Getting Back on the Horse
CEHHS Grad Wants to Introduce Athletic Training to Equestrian World
When Shelby Janes fell off her horse as a child, she got back on. But due to recurring injuries, she had difficulties staying on.
The would-be equestrian wants to use her personal experiences — and her new degree in athletic training — to convince other horse riders that athletic training could help them stay on their mounts longer.
Janes came to the University of Idaho in Fall 2020 to start the two-year master’s program in Athletic Training. She learned about the program through conversations with a U of I student doing a clinical rotation at Seattle Pacific University, where she was studying as an undergraduate.
“He said he loved the program so I took a look,” she said. “I was impressed by the comprehensive nature of the program and all of the different aspects of patient care they teach.”
Once Janes arrived in Moscow, she didn’t stay long. Not knowing what specific area of athletic training she wanted to pursue, she applied for a diversity of rotations across the country to receive a well-rounded understanding of the trade.
Her rotations included:
- Fall 2020 - The football team at the United States Military Academy at West Point: Even though most of the sporting world was paused at that time due to COVID-19, Army played several games. She kept busy because she was the only athletic training student working in a situation where normally there would be three.
- Spring 2021 – A dance team at George Mason University in Fairfax, Virginia: Janes worked with the dancers on rehabilitation assignments and evaluations.
“I grew up riding horses. I started when I was six. I got injured a lot – I had three knee surgeries. I wish I knew about athletic training back them to help me recover and to train smarter.”
— Shelby Janes, master’s student
- Fall 2021 – Distribution team members at Amazon Fulfillment Center in Spokane, Washington: She specialized in bio-mechanical and ergonomic assessments.
- Fall 2021 – Fall and Winter sports (soccer, football, basketball, volleyball and wrestling) at Snohomish High School in Washington: Janes spent her days helping with evaluations, injury rehab and monitoring practices for injuries.
- Spring 2022 – The Stanford University softball team in Palo Alto, California. She evaluated and treated softball players’ injuries and provided information about training and wellness.
It was during her time working with dancers at George Mason that Janes began thinking about how she could combine athletic training and her love of equestrian sports. She noticed how the head athletic trainer not only treated injuries after they occurred but also taught athletes how to care for their bodies to prevent future injuries. Janes immediately drew comparisons to her experiences.
“I grew up riding horses,” the Spring 2022 graduate said. “I started when I was six. I got injured a lot – I had three knee surgeries. I wish I knew about athletic training back then to help me recover and to train smarter.”

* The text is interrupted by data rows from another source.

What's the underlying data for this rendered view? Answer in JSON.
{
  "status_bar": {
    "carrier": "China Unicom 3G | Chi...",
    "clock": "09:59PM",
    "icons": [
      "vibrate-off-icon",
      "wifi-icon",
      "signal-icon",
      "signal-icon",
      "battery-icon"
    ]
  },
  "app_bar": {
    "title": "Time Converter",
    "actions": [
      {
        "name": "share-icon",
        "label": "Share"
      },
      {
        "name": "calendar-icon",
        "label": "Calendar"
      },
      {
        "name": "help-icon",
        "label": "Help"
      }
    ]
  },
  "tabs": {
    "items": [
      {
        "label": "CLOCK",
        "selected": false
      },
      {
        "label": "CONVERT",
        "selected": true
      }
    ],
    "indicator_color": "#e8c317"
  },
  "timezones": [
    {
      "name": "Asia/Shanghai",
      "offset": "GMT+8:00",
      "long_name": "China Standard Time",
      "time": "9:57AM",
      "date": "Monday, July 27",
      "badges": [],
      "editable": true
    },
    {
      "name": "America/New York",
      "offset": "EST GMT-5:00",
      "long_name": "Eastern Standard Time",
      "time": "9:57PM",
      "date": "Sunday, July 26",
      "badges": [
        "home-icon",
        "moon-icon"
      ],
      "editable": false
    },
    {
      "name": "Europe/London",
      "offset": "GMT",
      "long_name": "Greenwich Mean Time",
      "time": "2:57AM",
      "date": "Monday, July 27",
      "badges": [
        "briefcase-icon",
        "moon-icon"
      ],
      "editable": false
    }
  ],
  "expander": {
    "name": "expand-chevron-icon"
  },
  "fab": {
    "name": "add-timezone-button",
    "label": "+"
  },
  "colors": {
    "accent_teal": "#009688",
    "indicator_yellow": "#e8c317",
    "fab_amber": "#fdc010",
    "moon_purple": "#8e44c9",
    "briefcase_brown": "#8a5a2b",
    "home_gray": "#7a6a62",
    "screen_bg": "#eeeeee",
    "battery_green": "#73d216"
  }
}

Although Janes will likely start her new career in high school or college athletics, her long-term goal is to introduce the concept of athletic training to a group of people that may not realize how beneficial it could be.
Because of her diverse training at U of I, she feels confident about working and thriving in athletic training for traditional sports while keeping her eyes open for the opportunity to bring her knowledge and experience to where her heart lies.
“Because of my injuries, I understand the need for this kind of training for horse riding,” she said. “I think the equestrian community needs this and I want to be the one to bring it to them.”
Article by David Jackson, University Communications and Marketing.
Photos by Shelby Janes.
Published in April 2022.